Stored data entries
((

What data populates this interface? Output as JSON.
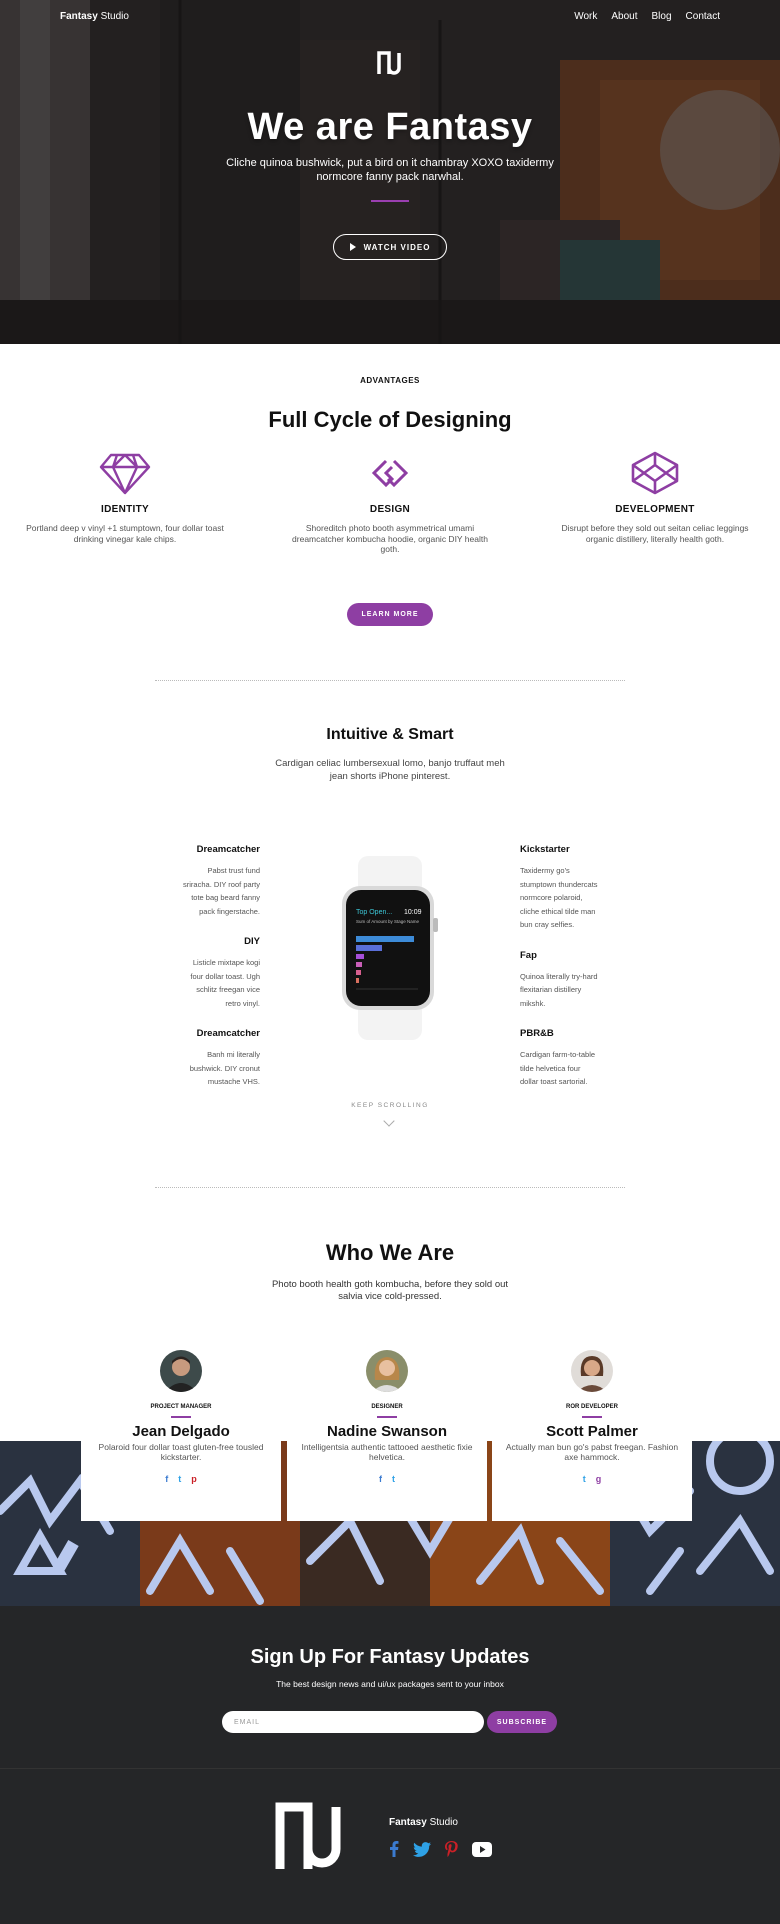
{
  "nav": {
    "brand_bold": "Fantasy",
    "brand_rest": "Studio",
    "links": [
      "Work",
      "About",
      "Blog",
      "Contact"
    ]
  },
  "hero": {
    "title": "We are Fantasy",
    "subtitle": "Cliche quinoa bushwick, put a bird on it chambray XOXO taxidermy normcore fanny pack narwhal.",
    "watch_label": "WATCH VIDEO"
  },
  "advantages": {
    "label": "ADVANTAGES",
    "title": "Full Cycle of Designing",
    "features": [
      {
        "icon": "diamond-icon",
        "title": "IDENTITY",
        "desc": "Portland deep v vinyl +1 stumptown, four dollar toast drinking vinegar kale chips."
      },
      {
        "icon": "chain-link-icon",
        "title": "DESIGN",
        "desc": "Shoreditch photo booth asymmetrical umami dreamcatcher kombucha hoodie, organic DIY health goth."
      },
      {
        "icon": "codepen-icon",
        "title": "DEVELOPMENT",
        "desc": "Disrupt before they sold out seitan celiac leggings organic distillery, literally health goth."
      }
    ],
    "button": "LEARN MORE"
  },
  "intuitive": {
    "title": "Intuitive & Smart",
    "lead": "Cardigan celiac lumbersexual lomo, banjo truffaut meh jean shorts iPhone pinterest.",
    "left": [
      {
        "title": "Dreamcatcher",
        "desc": "Pabst trust fund sriracha. DIY roof party tote bag beard fanny pack fingerstache."
      },
      {
        "title": "DIY",
        "desc": "Listicle mixtape kogi four dollar toast. Ugh schlitz freegan vice retro vinyl."
      },
      {
        "title": "Dreamcatcher",
        "desc": "Banh mi literally bushwick. DIY cronut mustache VHS."
      }
    ],
    "right": [
      {
        "title": "Kickstarter",
        "desc": "Taxidermy go's stumptown thundercats normcore polaroid, cliche ethical tilde man bun cray selfies."
      },
      {
        "title": "Fap",
        "desc": "Quinoa literally try-hard flexitarian distillery mikshk."
      },
      {
        "title": "PBR&B",
        "desc": "Cardigan farm-to-table tilde helvetica four dollar toast sartorial."
      }
    ],
    "watch_screen": {
      "title": "Top Open...",
      "time": "10:09",
      "caption": "Sum of Amount by Stage Name"
    },
    "keep_scrolling": "KEEP SCROLLING"
  },
  "who": {
    "title": "Who We Are",
    "lead": "Photo booth health goth kombucha, before they sold out salvia vice cold-pressed.",
    "members": [
      {
        "role": "PROJECT MANAGER",
        "name": "Jean Delgado",
        "desc": "Polaroid four dollar toast gluten-free tousled kickstarter.",
        "socials": [
          "f",
          "t",
          "p"
        ]
      },
      {
        "role": "DESIGNER",
        "name": "Nadine Swanson",
        "desc": "Intelligentsia authentic tattooed aesthetic fixie helvetica.",
        "socials": [
          "f",
          "t"
        ]
      },
      {
        "role": "ROR DEVELOPER",
        "name": "Scott Palmer",
        "desc": "Actually man bun go's pabst freegan. Fashion axe hammock.",
        "socials": [
          "t",
          "g"
        ]
      }
    ]
  },
  "signup": {
    "title": "Sign Up For Fantasy Updates",
    "subtitle": "The best design news and ui/ux packages sent to your inbox",
    "email_placeholder": "EMAIL",
    "button": "SUBSCRIBE"
  },
  "footer": {
    "brand_bold": "Fantasy",
    "brand_rest": "Studio"
  },
  "colors": {
    "accent": "#8e3ea3",
    "dark": "#252628",
    "facebook": "#3b7bd0",
    "twitter": "#2ea1e6",
    "pinterest": "#cb2027"
  }
}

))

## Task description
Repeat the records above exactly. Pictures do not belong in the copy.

## Written solution
What data populates this interface? Output as JSON.
{
  "nav": {
    "brand_bold": "Fantasy",
    "brand_rest": "Studio",
    "links": [
      "Work",
      "About",
      "Blog",
      "Contact"
    ]
  },
  "hero": {
    "title": "We are Fantasy",
    "subtitle": "Cliche quinoa bushwick, put a bird on it chambray XOXO taxidermy normcore fanny pack narwhal.",
    "watch_label": "WATCH VIDEO"
  },
  "advantages": {
    "label": "ADVANTAGES",
    "title": "Full Cycle of Designing",
    "features": [
      {
        "icon": "diamond-icon",
        "title": "IDENTITY",
        "desc": "Portland deep v vinyl +1 stumptown, four dollar toast drinking vinegar kale chips."
      },
      {
        "icon": "chain-link-icon",
        "title": "DESIGN",
        "desc": "Shoreditch photo booth asymmetrical umami dreamcatcher kombucha hoodie, organic DIY health goth."
      },
      {
        "icon": "codepen-icon",
        "title": "DEVELOPMENT",
        "desc": "Disrupt before they sold out seitan celiac leggings organic distillery, literally health goth."
      }
    ],
    "button": "LEARN MORE"
  },
  "intuitive": {
    "title": "Intuitive & Smart",
    "lead": "Cardigan celiac lumbersexual lomo, banjo truffaut meh jean shorts iPhone pinterest.",
    "left": [
      {
        "title": "Dreamcatcher",
        "desc": "Pabst trust fund sriracha. DIY roof party tote bag beard fanny pack fingerstache."
      },
      {
        "title": "DIY",
        "desc": "Listicle mixtape kogi four dollar toast. Ugh schlitz freegan vice retro vinyl."
      },
      {
        "title": "Dreamcatcher",
        "desc": "Banh mi literally bushwick. DIY cronut mustache VHS."
      }
    ],
    "right": [
      {
        "title": "Kickstarter",
        "desc": "Taxidermy go's stumptown thundercats normcore polaroid, cliche ethical tilde man bun cray selfies."
      },
      {
        "title": "Fap",
        "desc": "Quinoa literally try-hard flexitarian distillery mikshk."
      },
      {
        "title": "PBR&B",
        "desc": "Cardigan farm-to-table tilde helvetica four dollar toast sartorial."
      }
    ],
    "watch_screen": {
      "title": "Top Open...",
      "time": "10:09",
      "caption": "Sum of Amount by Stage Name"
    },
    "keep_scrolling": "KEEP SCROLLING"
  },
  "who": {
    "title": "Who We Are",
    "lead": "Photo booth health goth kombucha, before they sold out salvia vice cold-pressed.",
    "members": [
      {
        "role": "PROJECT MANAGER",
        "name": "Jean Delgado",
        "desc": "Polaroid four dollar toast gluten-free tousled kickstarter.",
        "socials": [
          "f",
          "t",
          "p"
        ]
      },
      {
        "role": "DESIGNER",
        "name": "Nadine Swanson",
        "desc": "Intelligentsia authentic tattooed aesthetic fixie helvetica.",
        "socials": [
          "f",
          "t"
        ]
      },
      {
        "role": "ROR DEVELOPER",
        "name": "Scott Palmer",
        "desc": "Actually man bun go's pabst freegan. Fashion axe hammock.",
        "socials": [
          "t",
          "g"
        ]
      }
    ]
  },
  "signup": {
    "title": "Sign Up For Fantasy Updates",
    "subtitle": "The best design news and ui/ux packages sent to your inbox",
    "email_placeholder": "EMAIL",
    "button": "SUBSCRIBE"
  },
  "footer": {
    "brand_bold": "Fantasy",
    "brand_rest": "Studio"
  },
  "colors": {
    "accent": "#8e3ea3",
    "dark": "#252628",
    "facebook": "#3b7bd0",
    "twitter": "#2ea1e6",
    "pinterest": "#cb2027"
  }
}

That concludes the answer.